Wyoming Sen. Mike Enzi apologized on Tuesday for suggesting to a group of students that gay people should expect physical violence based on their clothing.
The remarks came last week as Enzi was speaking at Greybull High School during a Q&A with high school and middle school students. One student asked about LGBT protections in Wyoming, prompting the Republican to share a provocative anecdote.
"We always say that in Wyoming you can be just about anything you want to be, as long as you don't push it in somebody's face," Enzi said, in audio recorded by Greybull Standard editor Mathew Burciaga.
"I know a guy who wears a tutu and goes to bars on Friday night and is always surprised that he gets in fights. Well, he kind of asks for it a little bit. That's the way that he winds up with that kind of problem," he said.
Enzi argued that the government can't solve LGBT discrimination with a "one-size-fits-all solution," saying "what we need to have is a little civility between people."
LGBT-rights advocates including the Human Rights Campaign and the Wyoming-based Matthew Shepard Foundation publicly criticized Enzi for the remarks, leading the senator to apologize on Tuesday.
"I believe all individuals should be treated with respect. I do not believe that anyone should be bullied, intimidated or attacked because of their beliefs," Enzi said in a statement published by HuffPost.

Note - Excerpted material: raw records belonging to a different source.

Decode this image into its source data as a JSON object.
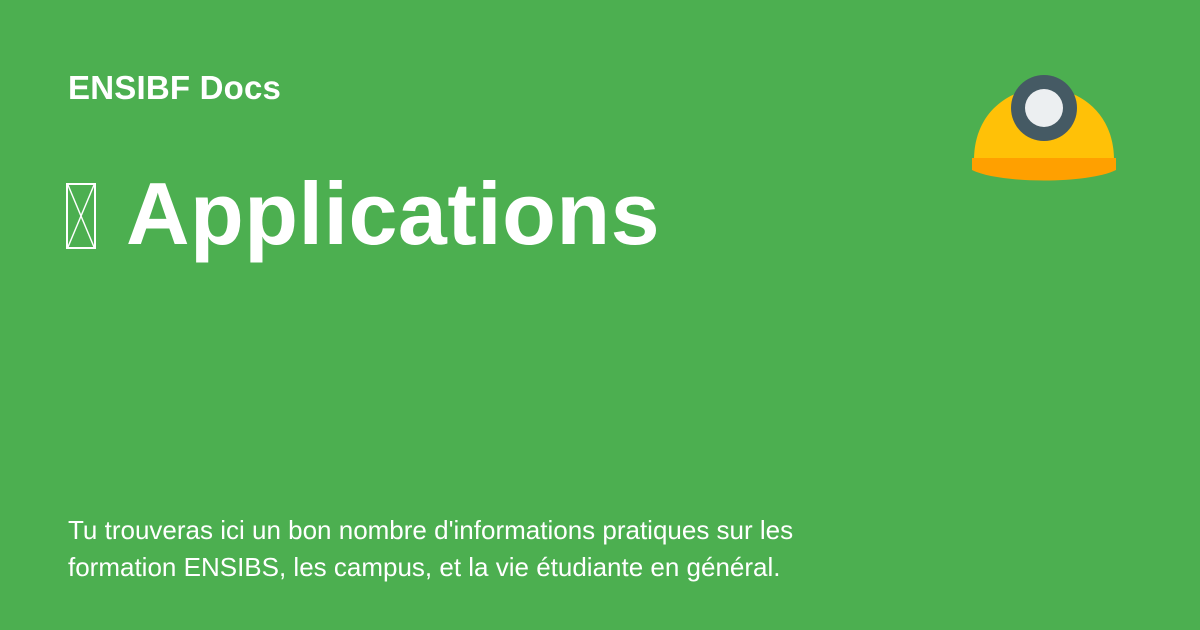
{
  "header": {
    "site_name": "ENSIBF Docs"
  },
  "page": {
    "title": "Applications",
    "title_icon": "missing-glyph-icon",
    "description": "Tu trouveras ici un bon nombre d'informations pratiques sur les formation ENSIBS, les campus, et la vie étudiante en général."
  },
  "logo": {
    "icon": "miner-helmet-icon"
  },
  "colors": {
    "background": "#4caf50",
    "text": "#ffffff",
    "helmet_yellow": "#ffc107",
    "helmet_brim": "#ffa000",
    "lamp_ring": "#455a64",
    "lamp_light": "#eceff1"
  }
}
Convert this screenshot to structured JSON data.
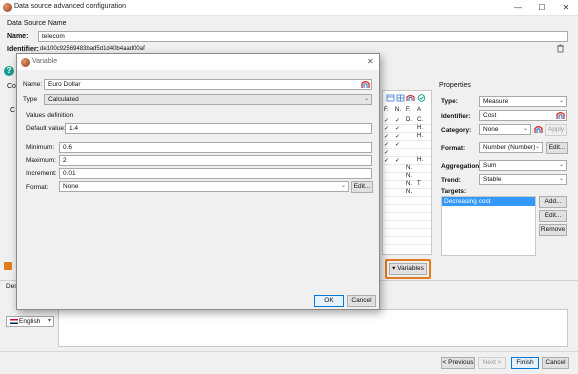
{
  "window": {
    "title": "Data source advanced configuration",
    "minimize": "—",
    "maximize": "☐",
    "close": "✕"
  },
  "datasource": {
    "section_label": "Data Source Name",
    "name_label": "Name:",
    "name_value": "telecom",
    "identifier_label": "Identifier:",
    "identifier_value": "de100c92569483bad5d1d40b4aad00af"
  },
  "left_fragments": {
    "co": "Co",
    "c": "C"
  },
  "grid": {
    "headers": [
      "F.",
      "N.",
      "F.",
      "A"
    ],
    "rows": [
      [
        "✓",
        "✓",
        "D.",
        "C."
      ],
      [
        "✓",
        "✓",
        "",
        "H."
      ],
      [
        "✓",
        "✓",
        "",
        "H."
      ],
      [
        "✓",
        "✓",
        "",
        ""
      ],
      [
        "✓",
        "",
        "",
        ""
      ],
      [
        "✓",
        "✓",
        "",
        "H."
      ],
      [
        "",
        "",
        "N.",
        ""
      ],
      [
        "",
        "",
        "N.",
        ""
      ],
      [
        "",
        "",
        "N.",
        "T"
      ],
      [
        "",
        "",
        "N.",
        ""
      ]
    ]
  },
  "variables_button": "▾ Variables",
  "properties": {
    "title": "Properties",
    "type_label": "Type:",
    "type_value": "Measure",
    "identifier_label": "Identifier:",
    "identifier_value": "Cost",
    "category_label": "Category:",
    "category_value": "None",
    "apply_label": "Apply",
    "format_label": "Format:",
    "format_value": "Number (Number)",
    "format_edit": "Edit...",
    "aggregation_label": "Aggregation:",
    "aggregation_value": "Sum",
    "trend_label": "Trend:",
    "trend_value": "Stable",
    "targets_label": "Targets:",
    "targets": [
      "Decreasing cost"
    ],
    "add_label": "Add...",
    "edit_label": "Edit...",
    "remove_label": "Remove"
  },
  "description": {
    "label": "Des",
    "language": "English"
  },
  "footer": {
    "previous": "< Previous",
    "next": "Next >",
    "finish": "Finish",
    "cancel": "Cancel"
  },
  "dialog": {
    "title": "Variable",
    "name_label": "Name:",
    "name_value": "Euro Dollar",
    "type_label": "Type",
    "type_value": "Calculated",
    "values_section": "Values definition",
    "default_label": "Default value:",
    "default_value": "1.4",
    "minimum_label": "Minimum:",
    "minimum_value": "0.6",
    "maximum_label": "Maximum:",
    "maximum_value": "2",
    "increment_label": "Increment:",
    "increment_value": "0.01",
    "format_label": "Format:",
    "format_value": "None",
    "format_edit": "Edit...",
    "ok": "OK",
    "cancel": "Cancel"
  },
  "colors": {
    "accent": "#0078d7",
    "highlight": "#e07b1f",
    "selection": "#3399ff"
  }
}
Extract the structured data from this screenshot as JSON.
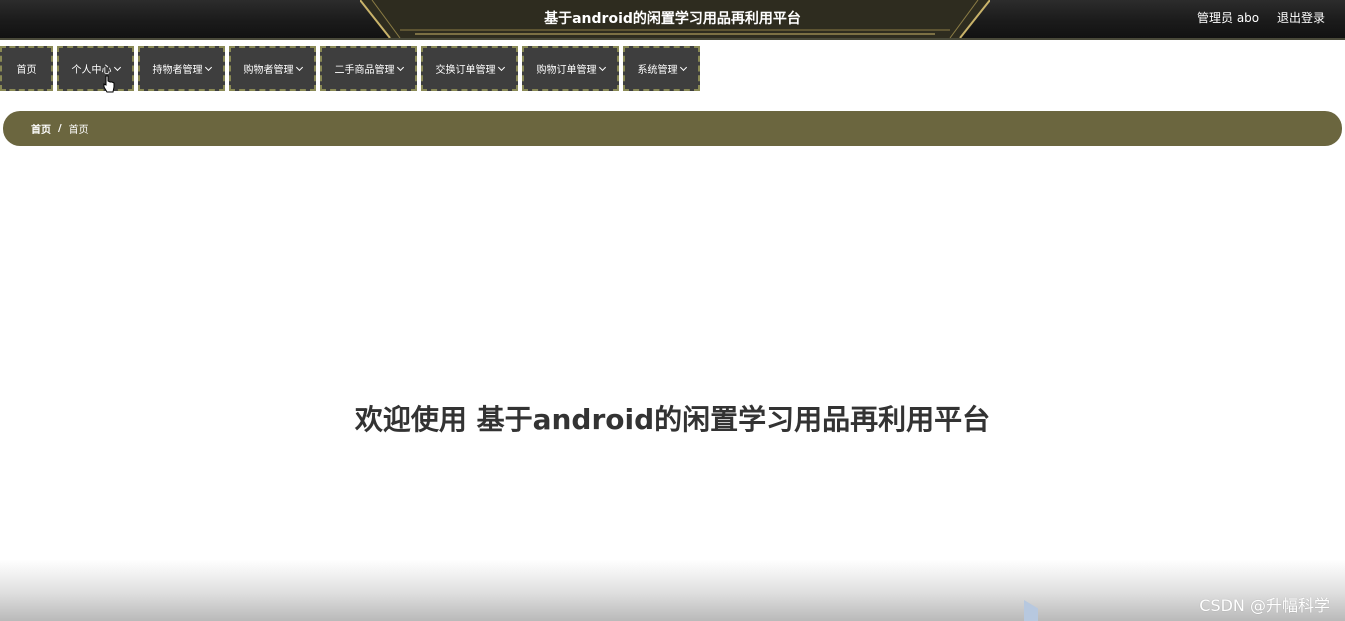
{
  "header": {
    "title": "基于android的闲置学习用品再利用平台",
    "user_label": "管理员 abo",
    "logout_label": "退出登录"
  },
  "nav": {
    "items": [
      {
        "label": "首页",
        "has_dropdown": false
      },
      {
        "label": "个人中心",
        "has_dropdown": true
      },
      {
        "label": "持物者管理",
        "has_dropdown": true
      },
      {
        "label": "购物者管理",
        "has_dropdown": true
      },
      {
        "label": "二手商品管理",
        "has_dropdown": true
      },
      {
        "label": "交换订单管理",
        "has_dropdown": true
      },
      {
        "label": "购物订单管理",
        "has_dropdown": true
      },
      {
        "label": "系统管理",
        "has_dropdown": true
      }
    ]
  },
  "breadcrumb": {
    "home": "首页",
    "separator": "/",
    "current": "首页"
  },
  "main": {
    "welcome_text": "欢迎使用 基于android的闲置学习用品再利用平台"
  },
  "watermark": "CSDN @升幅科学",
  "colors": {
    "header_bg": "#1b1b1b",
    "nav_bg": "#3e3e3e",
    "nav_border": "#8a8a55",
    "breadcrumb_bg": "#6b663f",
    "welcome_text": "#333333"
  }
}
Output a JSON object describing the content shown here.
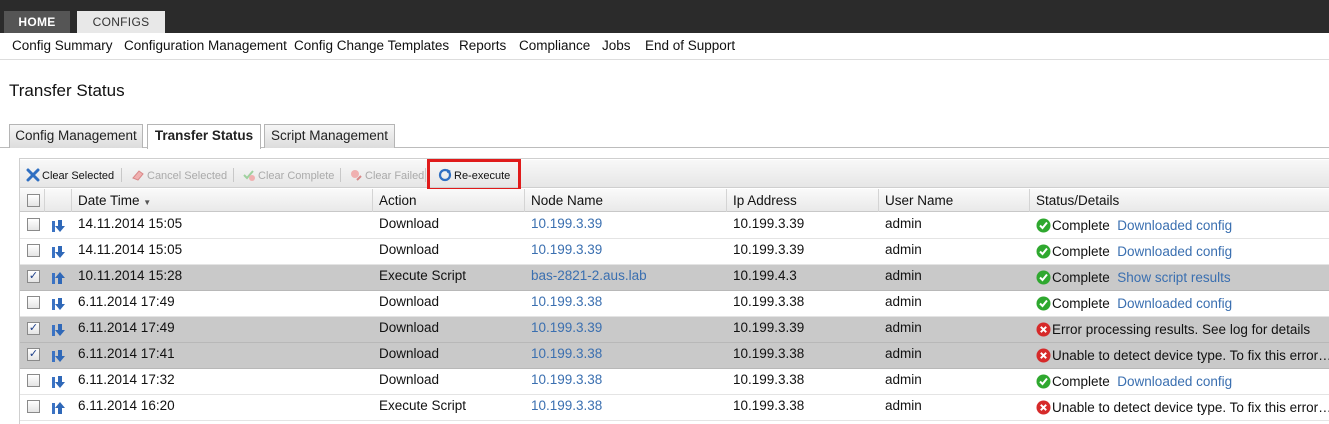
{
  "topnav": {
    "home": "HOME",
    "configs": "CONFIGS"
  },
  "menu": [
    "Config Summary",
    "Configuration Management",
    "Config Change Templates",
    "Reports",
    "Compliance",
    "Jobs",
    "End of Support"
  ],
  "page_title": "Transfer Status",
  "subtabs": [
    "Config Management",
    "Transfer Status",
    "Script Management"
  ],
  "toolbar": {
    "clear_selected": "Clear Selected",
    "cancel_selected": "Cancel Selected",
    "clear_complete": "Clear Complete",
    "clear_failed": "Clear Failed",
    "re_execute": "Re-execute"
  },
  "columns": [
    "Date Time",
    "Action",
    "Node Name",
    "Ip Address",
    "User Name",
    "Status/Details"
  ],
  "colors": {
    "link": "#3a6fb0",
    "highlight": "#e01b1b",
    "ok": "#2fa82f",
    "error": "#d62a2a",
    "selected_row": "#c9c9c9"
  },
  "rows": [
    {
      "checked": false,
      "direction": "down",
      "date": "14.11.2014 15:05",
      "action": "Download",
      "node": "10.199.3.39",
      "ip": "10.199.3.39",
      "user": "admin",
      "status_icon": "ok",
      "status": "Complete",
      "detail": "Downloaded config"
    },
    {
      "checked": false,
      "direction": "down",
      "date": "14.11.2014 15:05",
      "action": "Download",
      "node": "10.199.3.39",
      "ip": "10.199.3.39",
      "user": "admin",
      "status_icon": "ok",
      "status": "Complete",
      "detail": "Downloaded config"
    },
    {
      "checked": true,
      "direction": "up",
      "date": "10.11.2014 15:28",
      "action": "Execute Script",
      "node": "bas-2821-2.aus.lab",
      "ip": "10.199.4.3",
      "user": "admin",
      "status_icon": "ok",
      "status": "Complete",
      "detail": "Show script results"
    },
    {
      "checked": false,
      "direction": "down",
      "date": "6.11.2014 17:49",
      "action": "Download",
      "node": "10.199.3.38",
      "ip": "10.199.3.38",
      "user": "admin",
      "status_icon": "ok",
      "status": "Complete",
      "detail": "Downloaded config"
    },
    {
      "checked": true,
      "direction": "down",
      "date": "6.11.2014 17:49",
      "action": "Download",
      "node": "10.199.3.39",
      "ip": "10.199.3.39",
      "user": "admin",
      "status_icon": "error",
      "status": "Error processing results. See log for details",
      "detail": ""
    },
    {
      "checked": true,
      "direction": "down",
      "date": "6.11.2014 17:41",
      "action": "Download",
      "node": "10.199.3.38",
      "ip": "10.199.3.38",
      "user": "admin",
      "status_icon": "error",
      "status": "Unable to detect device type. To fix this error…",
      "detail": ""
    },
    {
      "checked": false,
      "direction": "down",
      "date": "6.11.2014 17:32",
      "action": "Download",
      "node": "10.199.3.38",
      "ip": "10.199.3.38",
      "user": "admin",
      "status_icon": "ok",
      "status": "Complete",
      "detail": "Downloaded config"
    },
    {
      "checked": false,
      "direction": "up",
      "date": "6.11.2014 16:20",
      "action": "Execute Script",
      "node": "10.199.3.38",
      "ip": "10.199.3.38",
      "user": "admin",
      "status_icon": "error",
      "status": "Unable to detect device type. To fix this error…",
      "detail": ""
    }
  ]
}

"No person, including LGBT individuals, should feel unsafe in their community. My message was intended specifically to be about promoting respect and tolerance toward each other. I hope if people look at the entirety of my speech, they will understand that. I regret a poor choice of words during part of my presentation. None of us is infallible and I apologize to anyone who has taken offense. No offense was intended. Quite the opposite in fact, and so I ask for your understanding as well.”